Anne Frank: The Diary of a Young Girl
That's right! At one time or another, this book was banned or challenged by grown-ups. Who in their right mind would ban this book? This book is testimony to one of the saddest and mos tragic events in human history. It shows the human suffering resulting from an atrocious campaign carried out by a brutal regime. Do I even need to explain why this is an absolute-must for all libraries? Well, do you know this was banned or challenged? Apparently it was such a stark and bleary tale that it was too sad for young ones to read.

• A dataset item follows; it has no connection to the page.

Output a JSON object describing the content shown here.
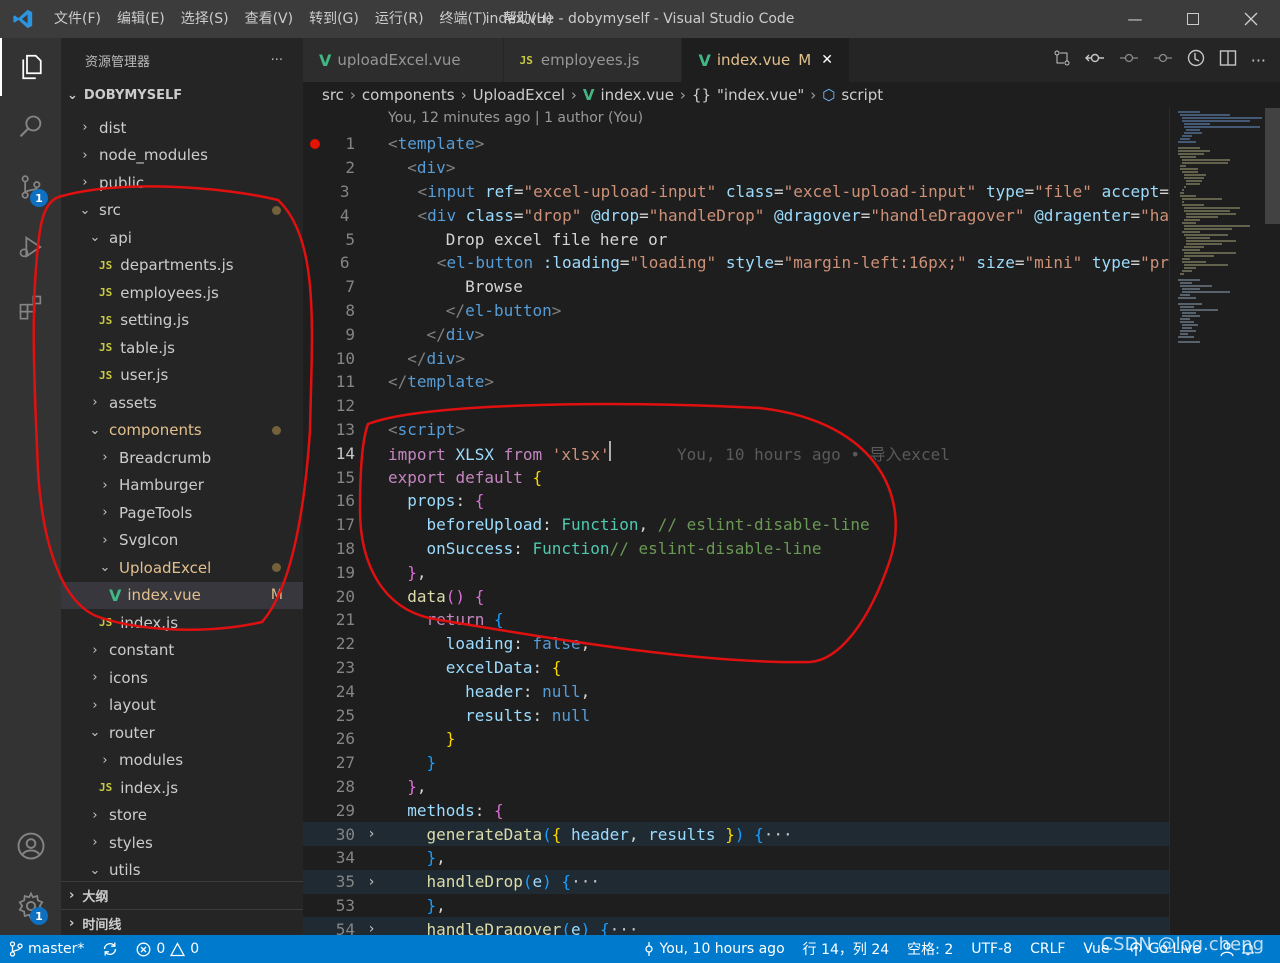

Oh, and the Anne Frank's occasional questions about sexuality (think curious mind of an average teen) was offensive to some folks.
Charlie and the Chocolate Factory by Roald Dahl
Everyone knows the story by now. A poor boy wins a ticket to Willy Wonka's chocolate factory. When you think about it now, it almost seems like the children's version of the Survivor. No one gets to vote off anyone but the kids have to make it through the tour of the factory. It is one of the most loved children's classics and continues to be a top favorite today. Of course, many point out that the book might be suited for older readers as opposed to children. However, what I found most interesting were the actual objections to this book - namely questions about the main protagonist's character as well as the dreary atmosphere of the overall book. Time and time again, many folks objected to the story being depressing and also about Charlie being a bit of an unlikely hero (i.e. he's not exactly the eptiome of a stereotypical choosen one, is he?) . For me, it seems more appropriate to present ordinary characters, ones that children can identify with as opposed to large-than-life caricatures.On the other hand, why dictate what should or should not define a main protagonist? Why not leave it up to the author?
What's the lesson here? That books are challenged or banned for the strangest reasons?